In hindsight I actually knew what I wanted to be: a writer. I was just hesitant to study writing in college for many reasons, like haughtily thinking that writing can’t be taught and wanting to explore what I didn’t know. In freshman year, my primary goal was to try all the majors that I didn’t have the chance to learn about in high school. These majors included International Studies, Cognitive Science, Writing Seminars, Psychology, Computer Science and so on.
I eventually chose Cognitive Science as my major and ended up loving it. I am undoubtedly happy with how my college career turned out: I was given opportunities I would have never imagined a couple years ago, devoted my heart’s content to my major through research projects, met great mentors and found new perspectives I wouldn’t have known prior to studying Cognitive Science.
However I sometimes wish I listened to my gut more — to not doubt myself.
I always liked to think of myself as bold and daring. However, I learned in college that I can just as easily be indecisive and an overthinker. I was afraid of what was at stake when, in fact, it was not all that important.
I now know college is not a place where your life is determined. Now, it seems closer to a place that shakes the roots of your identity, where you merely start to explore what is out there beyond the scope of your previous knowledge. In a practical sense, as students in the U.S. higher education system, our life path is so malleable with the numerous post-baccalaureate programs and career changers. In a more philosophical sense, we are too young, and there are so many unforeseen obstacles and opportunities that can lead us to paths that we would have never thought of a year ago. In short, nothing needs to be set in stone.
Even just over the last four years, I have seen many friends, who once swore they spent their whole lives wanting to be doctors, decide against going to medical school after being disappointed by the U.S. healthcare system during the coronavirus pandemic. I have also seen a friend, who said she was a Chemistry major in the first week of classes but was clearly not interested in pursuing science as a career, drop out of college to become an artist. I have also seen friends who have taken multiple gap semesters to understand who they are and what they want to do in life — including myself who also took a gap semester. On the day of graduation, each one of us will have taken a different path to get there.
If I was a freshman again, I might have considered choosing Writing Seminars more seriously, despite how much I have loved Cognitive Science. I would take more classes I am interested in rather than taking classes I thought would be “educational” or “helpful”. Most classes are educational, of course, but the degree of how much information I will absorb depends on how invested and how interested I am in the course material. For example, some of the most memorable and impactful classes I have taken were during my freshman year, and I still remember texts I read for those classes. On the other hand, I don’t remember what I learned from a class I took last semester to the same degree because it was not as gripping. I would worry less because I now know that post-college doesn’t mean I can’t make new choices again.
But all of this is wishful thinking.

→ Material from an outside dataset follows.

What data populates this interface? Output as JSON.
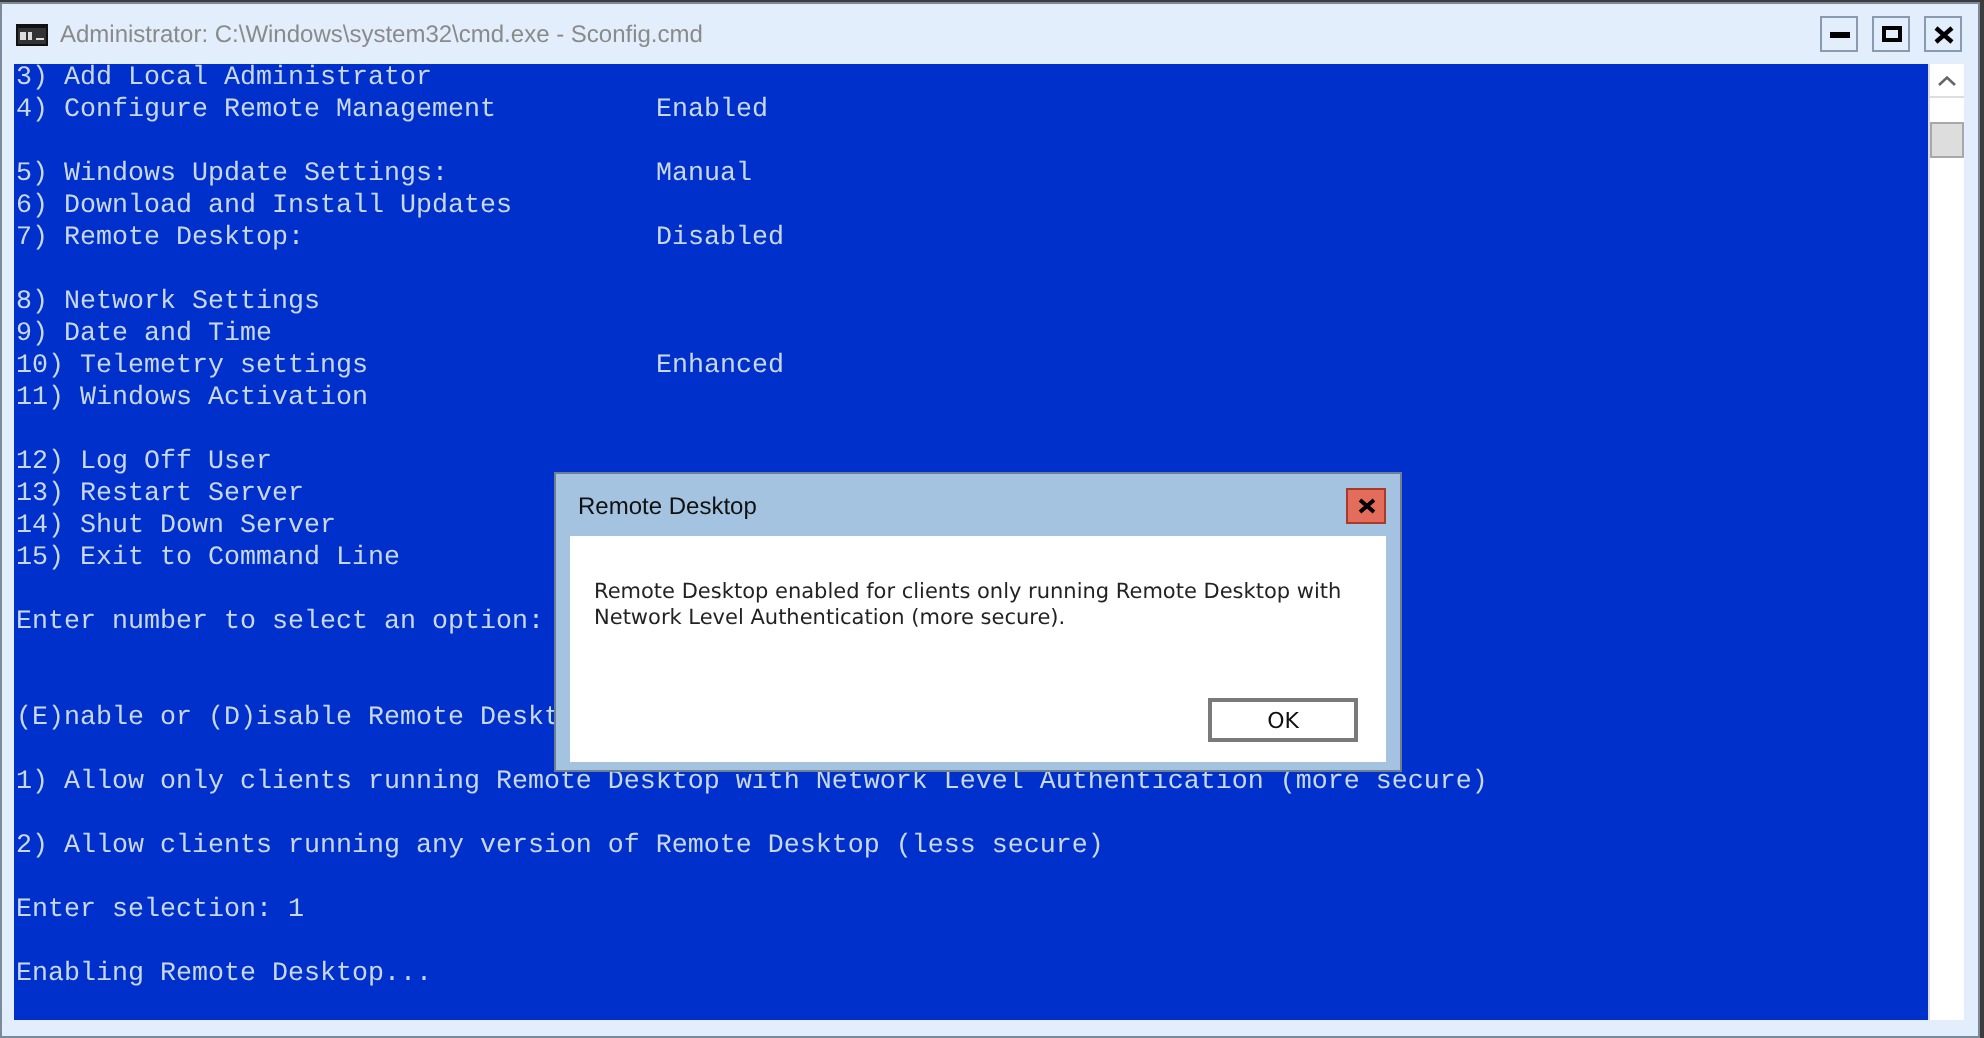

To be honest I might end up choosing the exact same path as I did the first time around, even if I somehow time traveled back to 2018. Without the experiences I had, I may not even reach the same conclusion I make today. Perhaps I would have regretted not trying to push myself in other directions if I stuck with just writing.
What I do know now is that, just as college wasn’t the ultimate determiner, I will also be able to make new choices after graduation. I am excited to find out who I will become and what choices I will make. I hope I’ll be pleasantly surprised.